A Timeline of
Bastion Ste. Anne,
Beaune's Most Charming Hidden Hideaway
Behind an unassuming door in the rampart wall that surrounds one of France’s most beloved food and wine towns lies a secret garden. Nestled within it, you’ll find a beguiling hideaway for two: Bastion Ste. Anne.
Today a National Historic Monument, Bastion Ste. Anne has been transformed into an idyllic retreat by internationally acclaimed architect Jack Diamond, working within the rigorous restrictions of les architectes des batiments de France. Throughout the house, ancient stone walls are juxtaposed with clean, contemporary design.
On a chilly night, guests of the Bastion can curl up in the greenhouse-cum-living room with a good book, then let the dark close in on the glass walls as the fire blazes. Foodies will thrive in the contemporary, elegant and perfectly functional kitchen, where goods purchased at Beaune’s Saturday market can be prepared with care.
One window in the house’s loft offers a bird’s eye perspective on the property’s spacious garden and fruit trees; through another, see Beaune’s picturesque rooftops spread out before you. When you’re ready to retire to the master bedroom, you can take in a bit of history as you notice the ancient numbers painted thickly on the stones around you—they were the guards’ way of recording ammunition inventory centuries ago.
Bastion Ste. Anne: A Timeline
A stone wall is built around Beaune to control the flow of grapes coming into (and prized Beaune wine going out of) the city.

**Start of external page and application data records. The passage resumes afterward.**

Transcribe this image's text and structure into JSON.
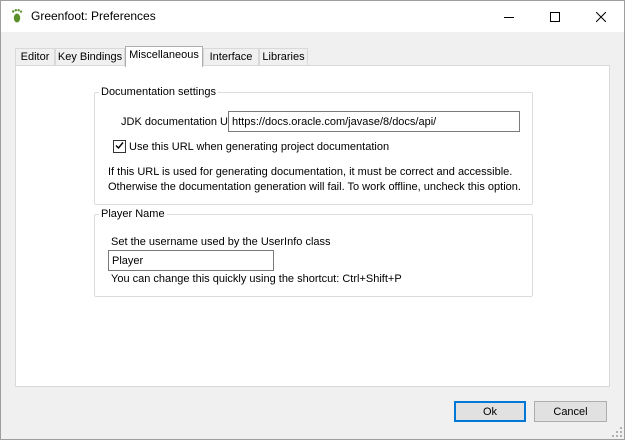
{
  "window": {
    "title": "Greenfoot: Preferences"
  },
  "tabs": [
    {
      "label": "Editor"
    },
    {
      "label": "Key Bindings"
    },
    {
      "label": "Miscellaneous"
    },
    {
      "label": "Interface"
    },
    {
      "label": "Libraries"
    }
  ],
  "documentation": {
    "group_title": "Documentation settings",
    "url_label": "JDK documentation URL",
    "url_value": "https://docs.oracle.com/javase/8/docs/api/",
    "use_url_checked": true,
    "use_url_label": "Use this URL when generating project documentation",
    "help_line1": "If this URL is used for generating documentation, it must be correct and accessible.",
    "help_line2": "Otherwise the documentation generation will fail. To work offline, uncheck this option."
  },
  "player": {
    "group_title": "Player Name",
    "username_label": "Set the username used by the UserInfo class",
    "username_value": "Player",
    "shortcut_hint": "You can change this quickly using the shortcut: Ctrl+Shift+P"
  },
  "buttons": {
    "ok": "Ok",
    "cancel": "Cancel"
  }
}
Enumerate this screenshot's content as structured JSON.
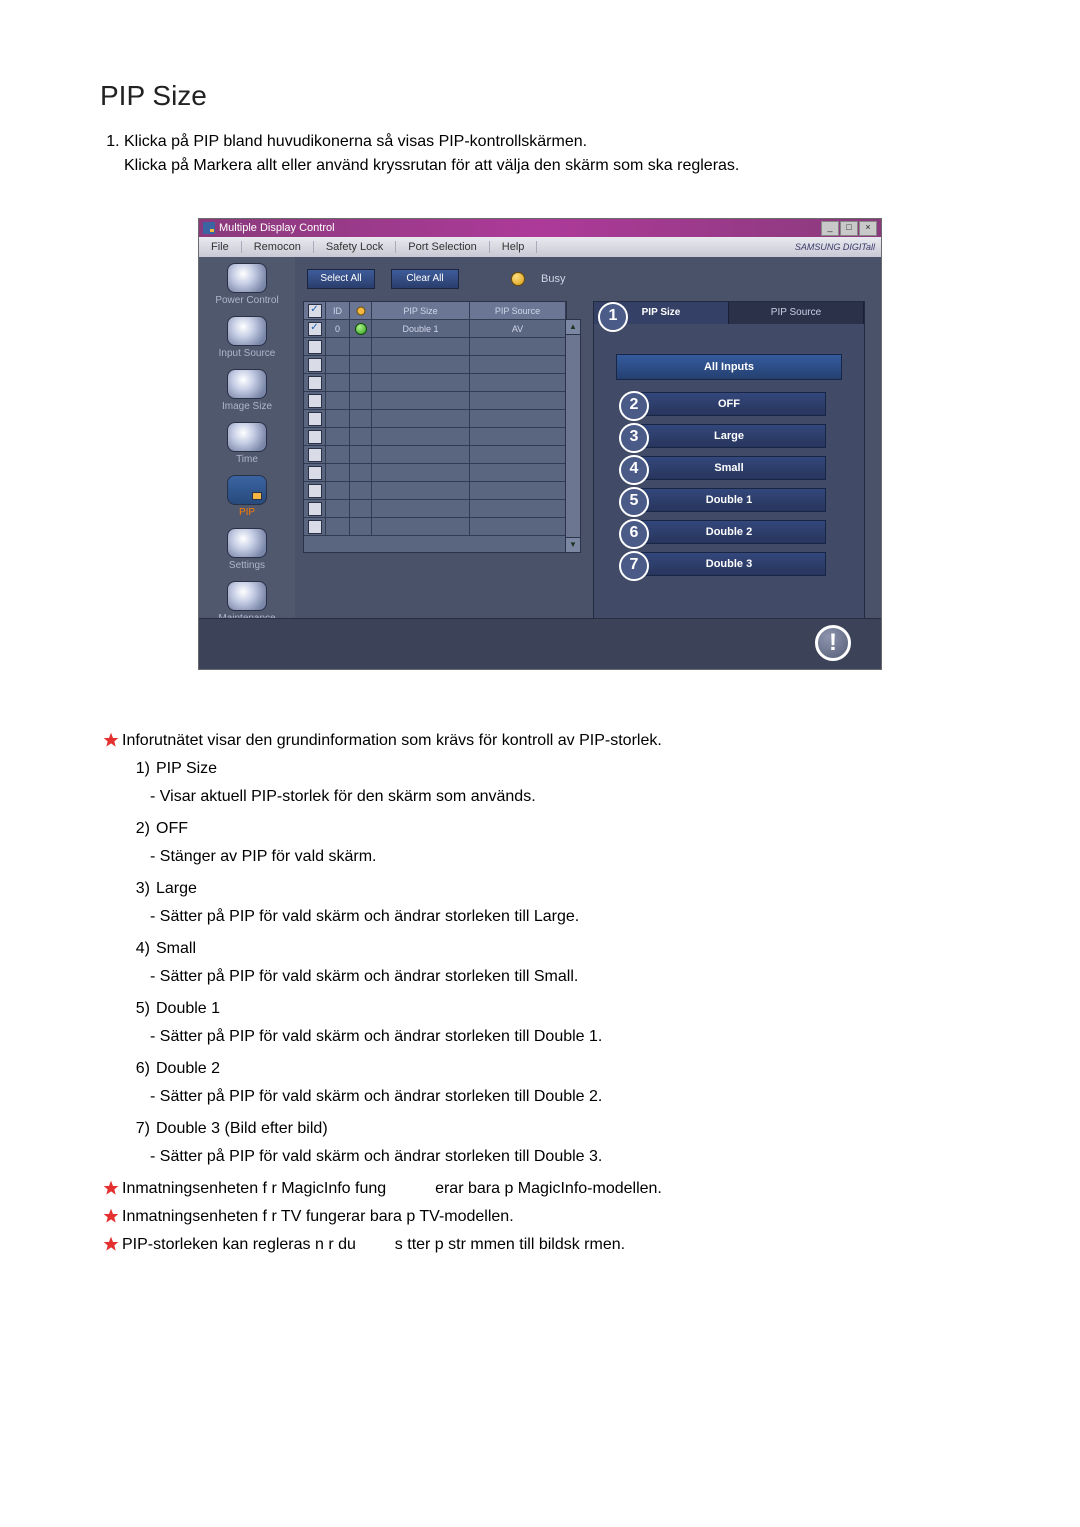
{
  "title": "PIP Size",
  "intro": {
    "item1": "Klicka på PIP bland huvudikonerna så visas PIP-kontrollskärmen.",
    "item1b": "Klicka på Markera allt eller använd kryssrutan för att välja den skärm som ska regleras."
  },
  "app": {
    "window_title": "Multiple Display Control",
    "menu": {
      "file": "File",
      "remocon": "Remocon",
      "safety": "Safety Lock",
      "port": "Port Selection",
      "help": "Help"
    },
    "brand": "SAMSUNG DIGITall",
    "sidebar": {
      "power": "Power Control",
      "input": "Input Source",
      "image": "Image Size",
      "time": "Time",
      "pip": "PIP",
      "settings": "Settings",
      "maint": "Maintenance"
    },
    "toolbar": {
      "select_all": "Select All",
      "clear_all": "Clear All",
      "busy": "Busy"
    },
    "grid": {
      "headers": {
        "id": "ID",
        "size": "PIP Size",
        "source": "PIP Source"
      },
      "row0": {
        "id": "0",
        "size": "Double 1",
        "src": "AV"
      }
    },
    "rpanel": {
      "tab_size": "PIP Size",
      "tab_source": "PIP Source",
      "all_inputs": "All Inputs",
      "opts": {
        "off": "OFF",
        "large": "Large",
        "small": "Small",
        "d1": "Double 1",
        "d2": "Double 2",
        "d3": "Double 3"
      }
    },
    "bubbles": {
      "b1": "1",
      "b2": "2",
      "b3": "3",
      "b4": "4",
      "b5": "5",
      "b6": "6",
      "b7": "7"
    }
  },
  "notes": {
    "info_grid": "Inforutnätet visar den grundinformation som krävs för kontroll av PIP-storlek.",
    "n1_label": "PIP Size",
    "n1_desc": "- Visar aktuell PIP-storlek för den skärm som används.",
    "n2_label": "OFF",
    "n2_desc": "- Stänger av PIP för vald skärm.",
    "n3_label": "Large",
    "n3_desc": "- Sätter på PIP för vald skärm och ändrar storleken till Large.",
    "n4_label": "Small",
    "n4_desc": "- Sätter på PIP för vald skärm och ändrar storleken till Small.",
    "n5_label": "Double 1",
    "n5_desc": "- Sätter på PIP för vald skärm och ändrar storleken till Double 1.",
    "n6_label": "Double 2",
    "n6_desc": "- Sätter på PIP för vald skärm och ändrar storleken till Double 2.",
    "n7_label": "Double 3 (Bild efter bild)",
    "n7_desc": "- Sätter på PIP för vald skärm och ändrar storleken till Double 3.",
    "star1a": "Inmatningsenheten f r MagicInfo fung",
    "star1b": "erar bara p  MagicInfo-modellen.",
    "star2": "Inmatningsenheten f r TV fungerar bara p  TV-modellen.",
    "star3a": "PIP-storleken kan regleras n r du ",
    "star3b": "s tter p  str mmen till bildsk rmen."
  },
  "numbers": {
    "n1": "1)",
    "n2": "2)",
    "n3": "3)",
    "n4": "4)",
    "n5": "5)",
    "n6": "6)",
    "n7": "7)"
  }
}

After the last Duke of Burgundy is defeated, Beaune refortifies its walls against the threat of invasion by King Louis XI.
A key addition to the city’s fortifications is built in the Thirty Years’ War, and the idyllic Bastion Ste. Anne is born.
Against the northern wall, an arms cache and office for the guard is constructed – the gem-like house that still stands today.
The city ramparts are transformed into wine cellars – but not the walls of Bastion Ste. Anne, which were made from solid stone to better support cannons.
The house becomes home to the gardener who tends the grounds, and an adjacent greenhouse is erected.
Early 20th Century
The gardens flourish, the orchard grows, and livestock roam within the walls as the city and the world outside evolve.
The Bastion Ste. Anne is transformed into a private hideaway, as the building is restored and reinvented by famed architect Jack Diamond.